    Also, I have found over the past four years that regular baby jogger easy runs helps boost fitness. It’s that added resistance. Like I’ve said before, baby jogger runs in hot and humid summer weather is poor man’s altitude. I’ve got my stint coming up. 😉

    And oh my goodness, that triple looks tough. You are a stud.

    1. Ugh, I’m still trying to adjust to summer stroller running. Like you, I’m trying to think of it as a bonus workout!

  2. Thanks for this post. I’ve got just 1 kid (11mo, still nursing, still not sleeping the whole night), but fairly new to the parent gig, so balancing running with life has been a challenge, and I keep putting running on the back burner. This post has given me some good ideas and inspiration to do something more challenging even though I don’t have any big races on the horizon to train for. Especially since I’d like to eventually get back to racing fast in the next 6mo or so.

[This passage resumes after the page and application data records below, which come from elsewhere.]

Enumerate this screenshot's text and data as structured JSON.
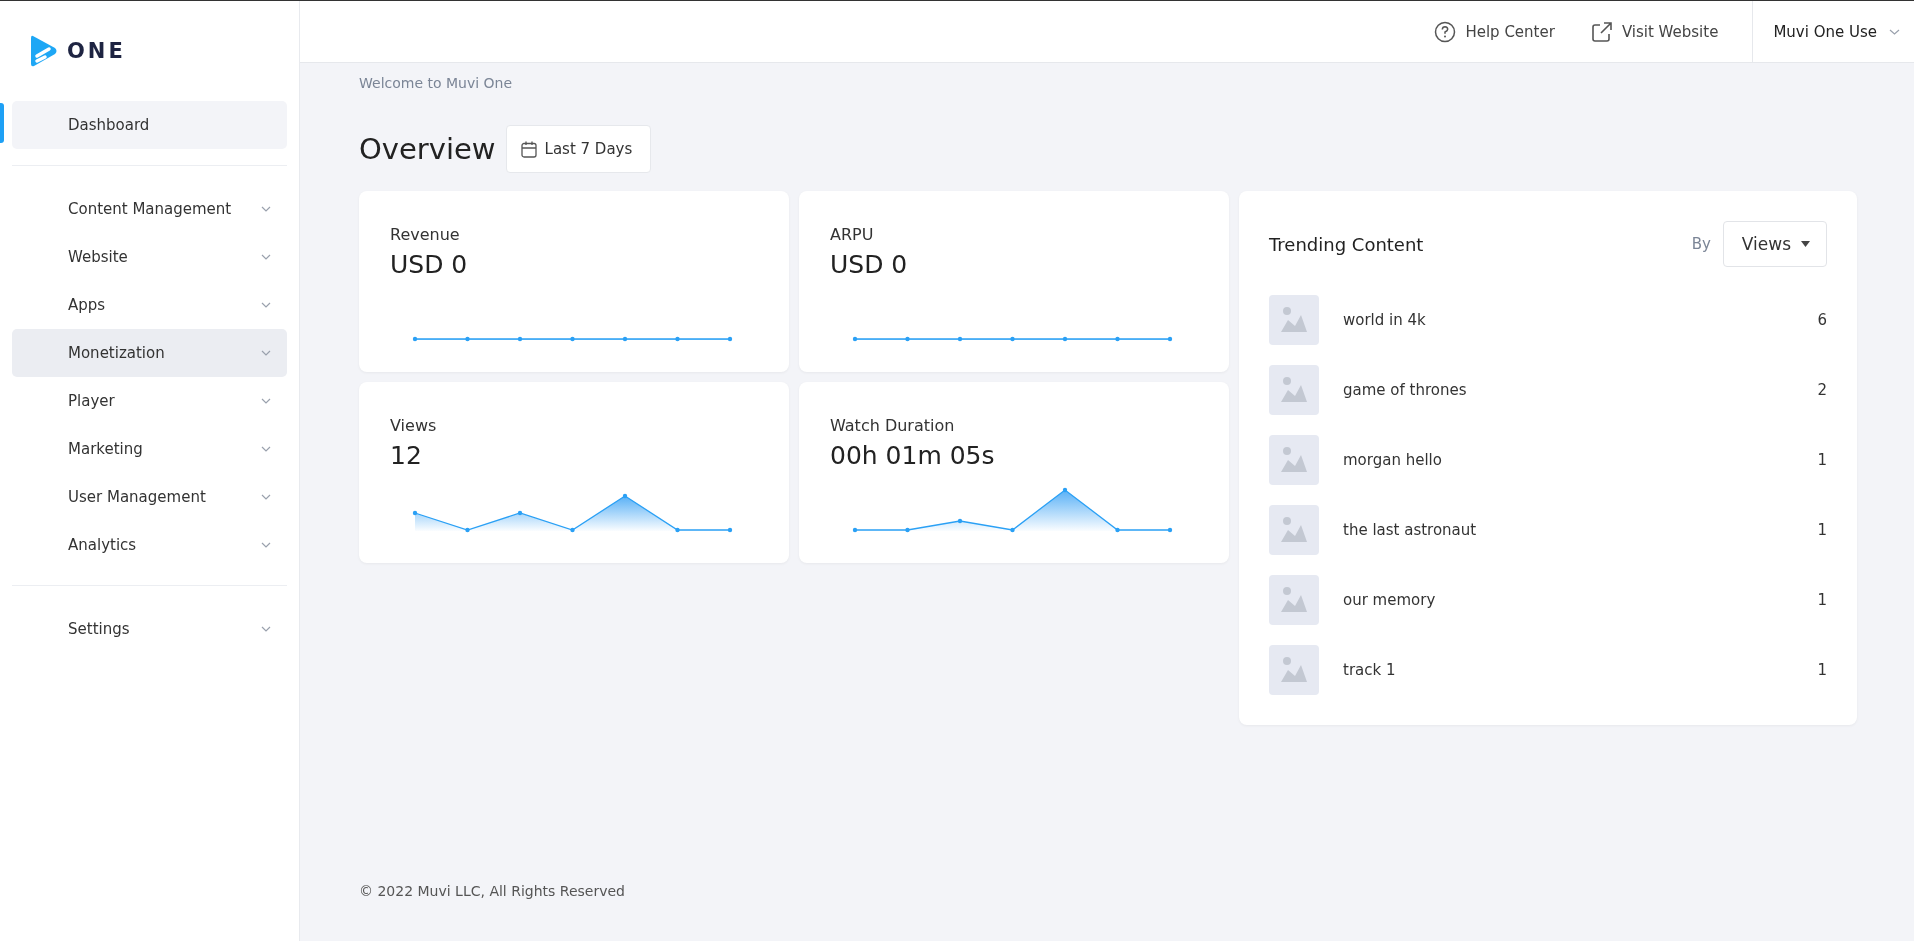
{
  "sidebar": {
    "logo_text": "ONE",
    "sections": [
      {
        "items": [
          {
            "label": "Dashboard",
            "selected": true,
            "hovered": false,
            "expandable": false
          }
        ]
      },
      {
        "items": [
          {
            "label": "Content Management",
            "selected": false,
            "hovered": false,
            "expandable": true
          },
          {
            "label": "Website",
            "selected": false,
            "hovered": false,
            "expandable": true
          },
          {
            "label": "Apps",
            "selected": false,
            "hovered": false,
            "expandable": true
          },
          {
            "label": "Monetization",
            "selected": false,
            "hovered": true,
            "expandable": true
          },
          {
            "label": "Player",
            "selected": false,
            "hovered": false,
            "expandable": true
          },
          {
            "label": "Marketing",
            "selected": false,
            "hovered": false,
            "expandable": true
          },
          {
            "label": "User Management",
            "selected": false,
            "hovered": false,
            "expandable": true
          },
          {
            "label": "Analytics",
            "selected": false,
            "hovered": false,
            "expandable": true
          }
        ]
      },
      {
        "items": [
          {
            "label": "Settings",
            "selected": false,
            "hovered": false,
            "expandable": true
          }
        ]
      }
    ]
  },
  "header": {
    "help": "Help Center",
    "visit": "Visit Website",
    "user": "Muvi One Use"
  },
  "welcome": "Welcome to Muvi One",
  "overview": {
    "title": "Overview",
    "range": "Last 7 Days"
  },
  "cards": [
    {
      "label": "Revenue",
      "value": "USD 0"
    },
    {
      "label": "ARPU",
      "value": "USD 0"
    },
    {
      "label": "Views",
      "value": "12"
    },
    {
      "label": "Watch Duration",
      "value": "00h 01m 05s"
    }
  ],
  "trending": {
    "title": "Trending Content",
    "by": "By",
    "sort": "Views",
    "items": [
      {
        "title": "world in 4k",
        "count": "6"
      },
      {
        "title": "game of thrones",
        "count": "2"
      },
      {
        "title": "morgan hello",
        "count": "1"
      },
      {
        "title": "the last astronaut",
        "count": "1"
      },
      {
        "title": "our memory",
        "count": "1"
      },
      {
        "title": "track 1",
        "count": "1"
      }
    ]
  },
  "footer": "© 2022 Muvi LLC, All Rights Reserved"
}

    1. It’s a big commitment (especially with a baby) to actually train and race. These are just some little things to help bridge the gap for when you are ready to move forward. Good luck!

  3. This is almost exactly what I’ve been doing for the past two years since I stopped training-training! You’re exactly right – it’s enough that I feel like my runnery-self, but not too much of a commitment or so much that it feels like a job or stresses me out to get it in.

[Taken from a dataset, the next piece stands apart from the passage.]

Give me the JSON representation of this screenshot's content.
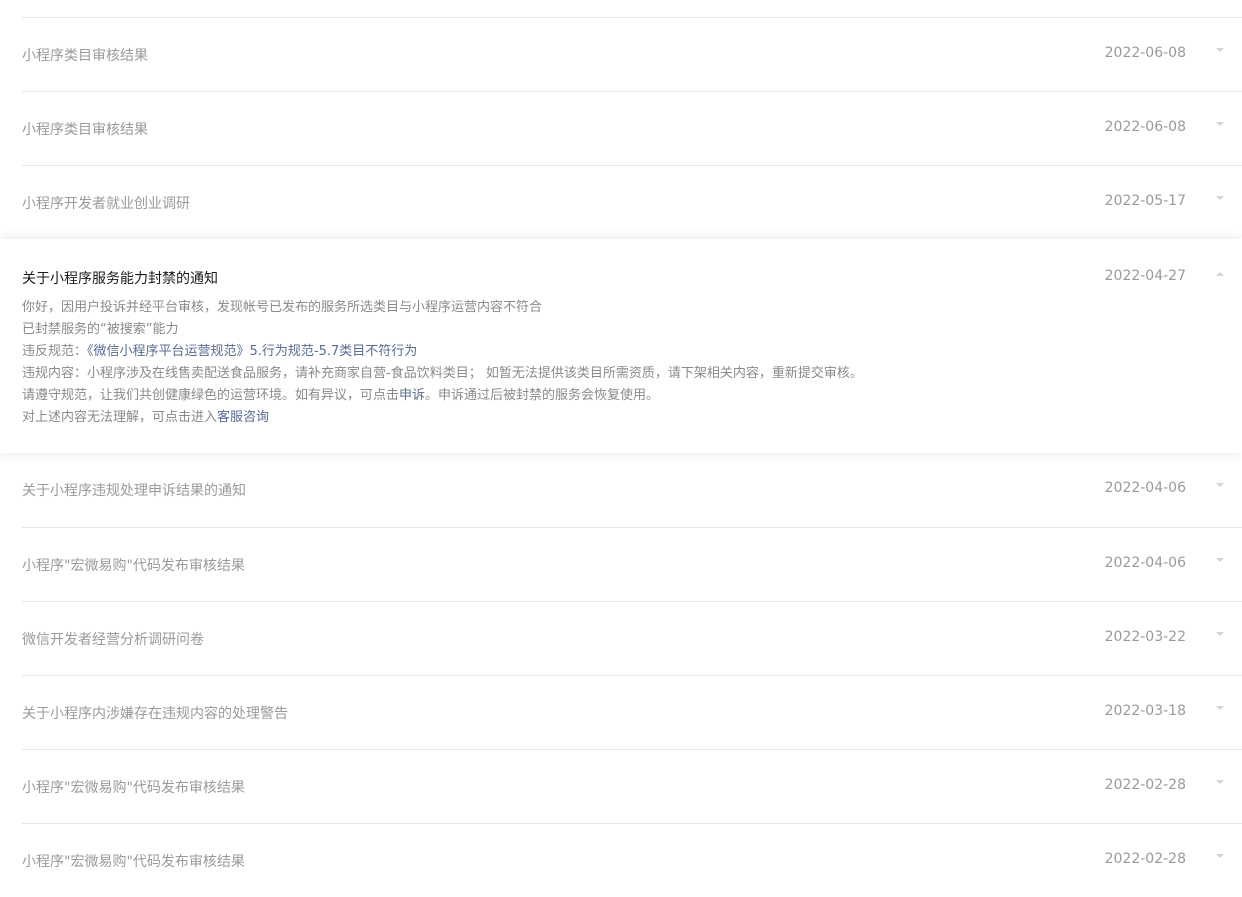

  4. Great post, and perfect timing (for me) as I’m taking a mental and physical break from a long season of racing but don’t want to lose all my fitness during the break. I think it helps keep some of the joy in running to have a bit of a break now and then.